*** Record set ***

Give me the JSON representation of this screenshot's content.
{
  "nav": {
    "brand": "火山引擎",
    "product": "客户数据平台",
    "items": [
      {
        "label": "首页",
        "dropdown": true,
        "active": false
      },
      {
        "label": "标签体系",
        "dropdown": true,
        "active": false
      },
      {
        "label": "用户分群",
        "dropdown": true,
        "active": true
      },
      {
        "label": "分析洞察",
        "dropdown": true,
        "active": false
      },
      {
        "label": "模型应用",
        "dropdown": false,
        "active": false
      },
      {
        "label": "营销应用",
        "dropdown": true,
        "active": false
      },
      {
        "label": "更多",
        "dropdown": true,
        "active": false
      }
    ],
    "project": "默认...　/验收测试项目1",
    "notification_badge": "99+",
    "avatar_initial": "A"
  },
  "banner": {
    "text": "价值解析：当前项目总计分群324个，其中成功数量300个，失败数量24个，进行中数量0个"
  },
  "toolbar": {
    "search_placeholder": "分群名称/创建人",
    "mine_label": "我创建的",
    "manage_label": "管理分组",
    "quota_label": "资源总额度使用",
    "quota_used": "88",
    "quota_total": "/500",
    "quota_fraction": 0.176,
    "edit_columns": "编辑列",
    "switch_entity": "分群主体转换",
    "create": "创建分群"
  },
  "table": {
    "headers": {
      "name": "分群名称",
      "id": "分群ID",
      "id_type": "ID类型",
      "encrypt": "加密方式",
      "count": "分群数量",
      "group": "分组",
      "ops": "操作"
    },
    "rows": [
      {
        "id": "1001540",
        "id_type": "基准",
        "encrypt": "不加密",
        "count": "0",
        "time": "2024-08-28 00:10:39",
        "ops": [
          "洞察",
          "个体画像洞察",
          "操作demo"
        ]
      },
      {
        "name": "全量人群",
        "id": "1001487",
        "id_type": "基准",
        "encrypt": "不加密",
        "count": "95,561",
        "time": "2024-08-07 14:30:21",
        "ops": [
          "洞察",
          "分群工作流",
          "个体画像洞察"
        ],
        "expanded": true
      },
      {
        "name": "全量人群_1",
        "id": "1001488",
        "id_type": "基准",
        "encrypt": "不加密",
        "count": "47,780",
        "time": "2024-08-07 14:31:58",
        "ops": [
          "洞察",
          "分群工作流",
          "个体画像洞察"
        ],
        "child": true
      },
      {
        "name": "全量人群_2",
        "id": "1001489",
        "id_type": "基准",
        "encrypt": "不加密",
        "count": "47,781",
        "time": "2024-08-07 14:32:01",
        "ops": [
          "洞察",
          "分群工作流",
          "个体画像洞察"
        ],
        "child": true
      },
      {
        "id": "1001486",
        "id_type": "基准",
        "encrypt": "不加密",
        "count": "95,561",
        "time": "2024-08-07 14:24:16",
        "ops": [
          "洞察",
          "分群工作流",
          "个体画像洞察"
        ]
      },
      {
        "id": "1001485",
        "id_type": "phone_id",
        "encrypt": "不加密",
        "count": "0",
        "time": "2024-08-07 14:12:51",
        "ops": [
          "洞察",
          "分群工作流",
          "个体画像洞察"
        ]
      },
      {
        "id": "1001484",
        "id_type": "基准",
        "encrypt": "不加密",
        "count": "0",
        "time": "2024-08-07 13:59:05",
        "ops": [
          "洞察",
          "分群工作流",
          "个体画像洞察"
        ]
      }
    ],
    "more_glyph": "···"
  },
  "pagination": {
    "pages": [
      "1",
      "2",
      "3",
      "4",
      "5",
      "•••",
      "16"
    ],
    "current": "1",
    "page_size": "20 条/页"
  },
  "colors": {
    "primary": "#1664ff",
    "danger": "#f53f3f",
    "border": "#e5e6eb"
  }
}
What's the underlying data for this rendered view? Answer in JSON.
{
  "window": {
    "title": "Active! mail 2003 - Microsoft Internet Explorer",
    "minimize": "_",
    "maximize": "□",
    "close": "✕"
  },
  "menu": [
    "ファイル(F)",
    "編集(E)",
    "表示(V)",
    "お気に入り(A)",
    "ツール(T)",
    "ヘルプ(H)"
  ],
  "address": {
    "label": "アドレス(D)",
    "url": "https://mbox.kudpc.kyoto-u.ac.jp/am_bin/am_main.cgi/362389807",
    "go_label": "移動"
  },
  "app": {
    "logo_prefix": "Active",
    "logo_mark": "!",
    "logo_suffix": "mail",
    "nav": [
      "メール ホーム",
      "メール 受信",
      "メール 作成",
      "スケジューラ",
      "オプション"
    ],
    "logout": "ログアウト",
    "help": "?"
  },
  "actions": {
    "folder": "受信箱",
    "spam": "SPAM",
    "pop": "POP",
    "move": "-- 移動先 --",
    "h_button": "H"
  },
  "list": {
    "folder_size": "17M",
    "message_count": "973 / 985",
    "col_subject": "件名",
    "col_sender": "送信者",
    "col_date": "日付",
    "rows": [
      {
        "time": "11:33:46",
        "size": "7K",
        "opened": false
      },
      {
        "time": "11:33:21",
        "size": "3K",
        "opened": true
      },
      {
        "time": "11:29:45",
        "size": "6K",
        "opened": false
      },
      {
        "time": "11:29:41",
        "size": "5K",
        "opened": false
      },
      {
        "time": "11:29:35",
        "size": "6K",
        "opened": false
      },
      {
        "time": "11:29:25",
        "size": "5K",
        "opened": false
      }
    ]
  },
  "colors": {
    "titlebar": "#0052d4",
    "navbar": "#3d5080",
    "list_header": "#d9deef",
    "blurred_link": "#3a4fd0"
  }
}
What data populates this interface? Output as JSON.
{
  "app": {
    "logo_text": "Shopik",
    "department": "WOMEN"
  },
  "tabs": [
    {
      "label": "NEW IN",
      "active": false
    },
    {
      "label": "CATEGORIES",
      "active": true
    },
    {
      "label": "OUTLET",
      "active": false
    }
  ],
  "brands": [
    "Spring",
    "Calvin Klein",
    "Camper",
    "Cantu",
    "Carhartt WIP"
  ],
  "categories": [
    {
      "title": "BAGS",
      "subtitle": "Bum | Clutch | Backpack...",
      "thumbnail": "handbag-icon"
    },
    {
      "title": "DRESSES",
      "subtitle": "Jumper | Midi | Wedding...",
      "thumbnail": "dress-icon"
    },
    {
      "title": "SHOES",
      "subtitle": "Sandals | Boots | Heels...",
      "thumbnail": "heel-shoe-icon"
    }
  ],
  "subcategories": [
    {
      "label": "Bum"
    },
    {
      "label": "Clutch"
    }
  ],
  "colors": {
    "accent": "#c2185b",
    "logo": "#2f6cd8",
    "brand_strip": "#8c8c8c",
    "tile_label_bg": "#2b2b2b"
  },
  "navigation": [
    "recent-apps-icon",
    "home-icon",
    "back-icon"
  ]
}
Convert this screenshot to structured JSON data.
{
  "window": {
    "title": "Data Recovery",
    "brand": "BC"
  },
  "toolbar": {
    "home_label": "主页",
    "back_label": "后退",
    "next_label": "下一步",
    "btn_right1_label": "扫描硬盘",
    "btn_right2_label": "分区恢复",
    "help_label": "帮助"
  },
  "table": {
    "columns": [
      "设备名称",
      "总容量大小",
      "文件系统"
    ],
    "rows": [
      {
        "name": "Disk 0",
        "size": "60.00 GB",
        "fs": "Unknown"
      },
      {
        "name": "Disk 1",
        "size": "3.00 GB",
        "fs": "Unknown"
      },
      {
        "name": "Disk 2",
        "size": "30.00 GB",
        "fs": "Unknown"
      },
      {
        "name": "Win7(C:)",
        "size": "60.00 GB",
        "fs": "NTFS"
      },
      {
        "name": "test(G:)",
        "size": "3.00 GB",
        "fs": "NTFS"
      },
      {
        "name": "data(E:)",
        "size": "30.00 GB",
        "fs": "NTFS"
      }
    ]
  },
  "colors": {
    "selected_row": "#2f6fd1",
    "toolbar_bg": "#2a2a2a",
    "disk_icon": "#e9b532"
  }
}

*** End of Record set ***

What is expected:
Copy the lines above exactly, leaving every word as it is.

Task response:
Give me the JSON representation of this screenshot's content.
{
  "nav": {
    "brand": "火山引擎",
    "product": "客户数据平台",
    "items": [
      {
        "label": "首页",
        "dropdown": true,
        "active": false
      },
      {
        "label": "标签体系",
        "dropdown": true,
        "active": false
      },
      {
        "label": "用户分群",
        "dropdown": true,
        "active": true
      },
      {
        "label": "分析洞察",
        "dropdown": true,
        "active": false
      },
      {
        "label": "模型应用",
        "dropdown": false,
        "active": false
      },
      {
        "label": "营销应用",
        "dropdown": true,
        "active": false
      },
      {
        "label": "更多",
        "dropdown": true,
        "active": false
      }
    ],
    "project": "默认...　/验收测试项目1",
    "notification_badge": "99+",
    "avatar_initial": "A"
  },
  "banner": {
    "text": "价值解析：当前项目总计分群324个，其中成功数量300个，失败数量24个，进行中数量0个"
  },
  "toolbar": {
    "search_placeholder": "分群名称/创建人",
    "mine_label": "我创建的",
    "manage_label": "管理分组",
    "quota_label": "资源总额度使用",
    "quota_used": "88",
    "quota_total": "/500",
    "quota_fraction": 0.176,
    "edit_columns": "编辑列",
    "switch_entity": "分群主体转换",
    "create": "创建分群"
  },
  "table": {
    "headers": {
      "name": "分群名称",
      "id": "分群ID",
      "id_type": "ID类型",
      "encrypt": "加密方式",
      "count": "分群数量",
      "group": "分组",
      "ops": "操作"
    },
    "rows": [
      {
        "id": "1001540",
        "id_type": "基准",
        "encrypt": "不加密",
        "count": "0",
        "time": "2024-08-28 00:10:39",
        "ops": [
          "洞察",
          "个体画像洞察",
          "操作demo"
        ]
      },
      {
        "name": "全量人群",
        "id": "1001487",
        "id_type": "基准",
        "encrypt": "不加密",
        "count": "95,561",
        "time": "2024-08-07 14:30:21",
        "ops": [
          "洞察",
          "分群工作流",
          "个体画像洞察"
        ],
        "expanded": true
      },
      {
        "name": "全量人群_1",
        "id": "1001488",
        "id_type": "基准",
        "encrypt": "不加密",
        "count": "47,780",
        "time": "2024-08-07 14:31:58",
        "ops": [
          "洞察",
          "分群工作流",
          "个体画像洞察"
        ],
        "child": true
      },
      {
        "name": "全量人群_2",
        "id": "1001489",
        "id_type": "基准",
        "encrypt": "不加密",
        "count": "47,781",
        "time": "2024-08-07 14:32:01",
        "ops": [
          "洞察",
          "分群工作流",
          "个体画像洞察"
        ],
        "child": true
      },
      {
        "id": "1001486",
        "id_type": "基准",
        "encrypt": "不加密",
        "count": "95,561",
        "time": "2024-08-07 14:24:16",
        "ops": [
          "洞察",
          "分群工作流",
          "个体画像洞察"
        ]
      },
      {
        "id": "1001485",
        "id_type": "phone_id",
        "encrypt": "不加密",
        "count": "0",
        "time": "2024-08-07 14:12:51",
        "ops": [
          "洞察",
          "分群工作流",
          "个体画像洞察"
        ]
      },
      {
        "id": "1001484",
        "id_type": "基准",
        "encrypt": "不加密",
        "count": "0",
        "time": "2024-08-07 13:59:05",
        "ops": [
          "洞察",
          "分群工作流",
          "个体画像洞察"
        ]
      }
    ],
    "more_glyph": "···"
  },
  "pagination": {
    "pages": [
      "1",
      "2",
      "3",
      "4",
      "5",
      "•••",
      "16"
    ],
    "current": "1",
    "page_size": "20 条/页"
  },
  "colors": {
    "primary": "#1664ff",
    "danger": "#f53f3f",
    "border": "#e5e6eb"
  }
}
What's the underlying data for this rendered view? Answer in JSON.
{
  "window": {
    "title": "Active! mail 2003 - Microsoft Internet Explorer",
    "minimize": "_",
    "maximize": "□",
    "close": "✕"
  },
  "menu": [
    "ファイル(F)",
    "編集(E)",
    "表示(V)",
    "お気に入り(A)",
    "ツール(T)",
    "ヘルプ(H)"
  ],
  "address": {
    "label": "アドレス(D)",
    "url": "https://mbox.kudpc.kyoto-u.ac.jp/am_bin/am_main.cgi/362389807",
    "go_label": "移動"
  },
  "app": {
    "logo_prefix": "Active",
    "logo_mark": "!",
    "logo_suffix": "mail",
    "nav": [
      "メール ホーム",
      "メール 受信",
      "メール 作成",
      "スケジューラ",
      "オプション"
    ],
    "logout": "ログアウト",
    "help": "?"
  },
  "actions": {
    "folder": "受信箱",
    "spam": "SPAM",
    "pop": "POP",
    "move": "-- 移動先 --",
    "h_button": "H"
  },
  "list": {
    "folder_size": "17M",
    "message_count": "973 / 985",
    "col_subject": "件名",
    "col_sender": "送信者",
    "col_date": "日付",
    "rows": [
      {
        "time": "11:33:46",
        "size": "7K",
        "opened": false
      },
      {
        "time": "11:33:21",
        "size": "3K",
        "opened": true
      },
      {
        "time": "11:29:45",
        "size": "6K",
        "opened": false
      },
      {
        "time": "11:29:41",
        "size": "5K",
        "opened": false
      },
      {
        "time": "11:29:35",
        "size": "6K",
        "opened": false
      },
      {
        "time": "11:29:25",
        "size": "5K",
        "opened": false
      }
    ]
  },
  "colors": {
    "titlebar": "#0052d4",
    "navbar": "#3d5080",
    "list_header": "#d9deef",
    "blurred_link": "#3a4fd0"
  }
}
What data populates this interface? Output as JSON.
{
  "app": {
    "logo_text": "Shopik",
    "department": "WOMEN"
  },
  "tabs": [
    {
      "label": "NEW IN",
      "active": false
    },
    {
      "label": "CATEGORIES",
      "active": true
    },
    {
      "label": "OUTLET",
      "active": false
    }
  ],
  "brands": [
    "Spring",
    "Calvin Klein",
    "Camper",
    "Cantu",
    "Carhartt WIP"
  ],
  "categories": [
    {
      "title": "BAGS",
      "subtitle": "Bum | Clutch | Backpack...",
      "thumbnail": "handbag-icon"
    },
    {
      "title": "DRESSES",
      "subtitle": "Jumper | Midi | Wedding...",
      "thumbnail": "dress-icon"
    },
    {
      "title": "SHOES",
      "subtitle": "Sandals | Boots | Heels...",
      "thumbnail": "heel-shoe-icon"
    }
  ],
  "subcategories": [
    {
      "label": "Bum"
    },
    {
      "label": "Clutch"
    }
  ],
  "colors": {
    "accent": "#c2185b",
    "logo": "#2f6cd8",
    "brand_strip": "#8c8c8c",
    "tile_label_bg": "#2b2b2b"
  },
  "navigation": [
    "recent-apps-icon",
    "home-icon",
    "back-icon"
  ]
}
Convert this screenshot to structured JSON data.
{
  "window": {
    "title": "Data Recovery",
    "brand": "BC"
  },
  "toolbar": {
    "home_label": "主页",
    "back_label": "后退",
    "next_label": "下一步",
    "btn_right1_label": "扫描硬盘",
    "btn_right2_label": "分区恢复",
    "help_label": "帮助"
  },
  "table": {
    "columns": [
      "设备名称",
      "总容量大小",
      "文件系统"
    ],
    "rows": [
      {
        "name": "Disk 0",
        "size": "60.00 GB",
        "fs": "Unknown"
      },
      {
        "name": "Disk 1",
        "size": "3.00 GB",
        "fs": "Unknown"
      },
      {
        "name": "Disk 2",
        "size": "30.00 GB",
        "fs": "Unknown"
      },
      {
        "name": "Win7(C:)",
        "size": "60.00 GB",
        "fs": "NTFS"
      },
      {
        "name": "test(G:)",
        "size": "3.00 GB",
        "fs": "NTFS"
      },
      {
        "name": "data(E:)",
        "size": "30.00 GB",
        "fs": "NTFS"
      }
    ]
  },
  "colors": {
    "selected_row": "#2f6fd1",
    "toolbar_bg": "#2a2a2a",
    "disk_icon": "#e9b532"
  }
}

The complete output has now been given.